Wilma comes to you for advice, wanting you to propose a structure for GWW’s and her own business affairs to achieve this, and addressing any potential issues of vicarious, joint or several liability that could arise. Advise Wilma, making explicit any assumptions you may need to make.
This Law Assignment
Ulysses purchased a second-hand motorcycle from Fagan’s Motorcycles Pty Ltd. The sale agreement includes a number of documents, including a Notice, Sale Agreement and Finance Agreement. The motorcycle is faulty, having a broken electronic ignition and a faulty sissy bar, which falls off causing an accident. The seller made representations about the quality and condition of the motorcycle, which may be misleading or deceptive conduct under the Australian Consumer Law (ACL). The issue is whether Ulysses has any legal remedies against the seller.
The ACL applies to consumer transactions, including the sale of goods, and protects consumers from misleading or deceptive conduct by traders. Section 18 of the ACL prohibits misleading or deceptive conduct in trade or commerce. Section 29 of the ACL prohibits false or misleading representations about goods or services. A representation may be express or implied, and can be made by words, conduct or silence. A breach of these provisions may give rise to a right to damages or other remedies, including rescission or termination of the contract, under section 236 of the ACL.

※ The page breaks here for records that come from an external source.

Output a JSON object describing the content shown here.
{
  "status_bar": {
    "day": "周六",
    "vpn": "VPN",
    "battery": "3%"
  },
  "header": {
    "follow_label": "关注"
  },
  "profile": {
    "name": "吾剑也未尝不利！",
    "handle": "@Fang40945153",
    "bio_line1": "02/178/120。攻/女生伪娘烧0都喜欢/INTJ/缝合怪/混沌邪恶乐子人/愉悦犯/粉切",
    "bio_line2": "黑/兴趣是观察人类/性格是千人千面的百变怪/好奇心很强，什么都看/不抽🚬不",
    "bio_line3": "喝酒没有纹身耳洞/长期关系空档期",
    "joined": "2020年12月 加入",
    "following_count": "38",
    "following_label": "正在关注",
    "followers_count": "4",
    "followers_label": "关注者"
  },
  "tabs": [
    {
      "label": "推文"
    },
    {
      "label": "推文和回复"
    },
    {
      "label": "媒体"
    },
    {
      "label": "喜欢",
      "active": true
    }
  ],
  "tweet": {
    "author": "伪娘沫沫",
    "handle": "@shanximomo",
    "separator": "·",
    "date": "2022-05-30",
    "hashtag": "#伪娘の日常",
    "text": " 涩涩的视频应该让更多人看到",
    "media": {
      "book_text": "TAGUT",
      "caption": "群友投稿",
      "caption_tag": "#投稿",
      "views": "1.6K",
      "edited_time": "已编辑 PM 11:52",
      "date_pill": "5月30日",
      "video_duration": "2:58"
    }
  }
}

The Sale of Goods Act 1896 (Qld) governs the sale of goods in Queensland and provides implied warranties of title, fitness for purpose and merchantable quality. A seller must ensure that goods are of merchantable quality, meaning that they are fit for their intended purpose and free from defects, and comply with any description or sample provided. A breach of these warranties may give rise to a right to damages or other remedies, including rescission or termination of the contract, under section 54 of the Act.

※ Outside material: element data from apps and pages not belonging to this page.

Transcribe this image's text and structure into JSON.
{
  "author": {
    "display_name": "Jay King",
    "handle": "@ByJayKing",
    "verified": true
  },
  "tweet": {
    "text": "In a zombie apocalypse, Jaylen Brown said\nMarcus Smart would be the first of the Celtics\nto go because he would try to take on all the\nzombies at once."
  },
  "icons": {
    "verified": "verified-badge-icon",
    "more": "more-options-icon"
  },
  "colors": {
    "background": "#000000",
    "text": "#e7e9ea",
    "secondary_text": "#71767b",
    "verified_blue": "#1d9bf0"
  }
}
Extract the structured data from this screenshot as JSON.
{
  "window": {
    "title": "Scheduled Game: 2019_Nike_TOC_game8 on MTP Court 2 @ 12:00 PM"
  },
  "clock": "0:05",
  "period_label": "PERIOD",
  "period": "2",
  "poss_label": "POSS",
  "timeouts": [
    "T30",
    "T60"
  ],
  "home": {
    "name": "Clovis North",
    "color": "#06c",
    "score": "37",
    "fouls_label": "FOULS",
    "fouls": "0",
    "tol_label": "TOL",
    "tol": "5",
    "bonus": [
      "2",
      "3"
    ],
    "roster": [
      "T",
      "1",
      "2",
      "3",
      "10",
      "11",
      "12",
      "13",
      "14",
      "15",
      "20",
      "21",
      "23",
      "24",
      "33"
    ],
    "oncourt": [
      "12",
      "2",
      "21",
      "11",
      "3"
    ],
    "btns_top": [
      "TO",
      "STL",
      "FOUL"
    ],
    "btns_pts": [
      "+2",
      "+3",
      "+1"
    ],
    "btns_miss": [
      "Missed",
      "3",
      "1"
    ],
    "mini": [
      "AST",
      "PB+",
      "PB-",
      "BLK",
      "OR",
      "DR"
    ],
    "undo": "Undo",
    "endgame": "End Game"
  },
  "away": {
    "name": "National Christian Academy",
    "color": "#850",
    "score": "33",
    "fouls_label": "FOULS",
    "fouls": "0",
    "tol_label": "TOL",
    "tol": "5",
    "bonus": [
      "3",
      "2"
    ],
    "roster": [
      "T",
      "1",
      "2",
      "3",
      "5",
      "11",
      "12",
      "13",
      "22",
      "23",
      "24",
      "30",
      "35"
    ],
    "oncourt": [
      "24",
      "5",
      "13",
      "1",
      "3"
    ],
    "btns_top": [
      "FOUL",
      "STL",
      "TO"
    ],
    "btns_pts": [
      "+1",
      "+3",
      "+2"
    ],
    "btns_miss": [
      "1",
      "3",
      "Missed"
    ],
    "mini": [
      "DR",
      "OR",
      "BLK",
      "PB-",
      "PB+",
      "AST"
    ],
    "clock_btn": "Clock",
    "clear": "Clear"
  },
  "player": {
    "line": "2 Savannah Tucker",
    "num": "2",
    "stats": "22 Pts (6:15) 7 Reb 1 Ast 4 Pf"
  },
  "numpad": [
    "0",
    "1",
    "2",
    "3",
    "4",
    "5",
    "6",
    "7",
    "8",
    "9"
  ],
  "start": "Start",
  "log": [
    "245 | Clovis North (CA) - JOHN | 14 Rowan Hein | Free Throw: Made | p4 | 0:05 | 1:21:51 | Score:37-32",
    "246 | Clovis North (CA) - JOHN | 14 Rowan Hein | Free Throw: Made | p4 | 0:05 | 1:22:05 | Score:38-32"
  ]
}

Application of Law:
Fagan’s Motorcycles Pty Ltd made representations about the quality and condition of the motorcycle, including that it was in excellent condition, had genuinely low kilometres, and had been fully maintained. These representations may be misleading or deceptive conduct under section 18 of the ACL, and false or misleading representations under section 29 of the ACL. The fact that the motorcycle was faulty, having a broken electronic ignition and a faulty sissy bar that fell off causing an accident, may indicate that the motorcycle was not of merchantable quality under section 54 of the Sale of Goods Act 1896 (Qld). Ulysses may be entitled to a right to damages or other remedies, including rescission or termination of the contract, under section 236 of the ACL or section 54 of the Sale of Goods Act 1896 (Qld).
The Notice provided by Fagan’s Motorcycles Pty Ltd may also be misleading or deceptive conduct under the ACL. The Notice stated that the motorcycle had two owners previously, but Roger had told Ulysses that it had only one owner. The Notice also stated that the ‘class B’ statutory warranty expires after 1 month or the first 1,000km, whichever occurs first, but did not explain what this warranty covered. These misrepresentations may give rise to a right to damages or other remedies under the ACL.
The Sale Agreement includes a clause limiting the liability of Fagan’s Motorcycles Pty Ltd to ‘the supply of equivalent goods.’ This clause may be unfair contract terms under the ACL, which prohibits terms that are unfair or one-sided in consumer contracts. Ulysses may have a right to seek a court order to have the clause declared void or unenforceable.
The Finance Agreement provided by Fagan’s Motorcycles Pty Ltd does not mention an annual equivalent interest rate for the finance. This may be a breach of the National Consumer Credit Protection Act 2009 (Cth), which requires lenders to disclose the annual percentage rate (APR) and other fees and charges in consumer credit contracts. Ulysses may have a right to rescind or terminate the Finance Agreement, or seek compensation for any loss or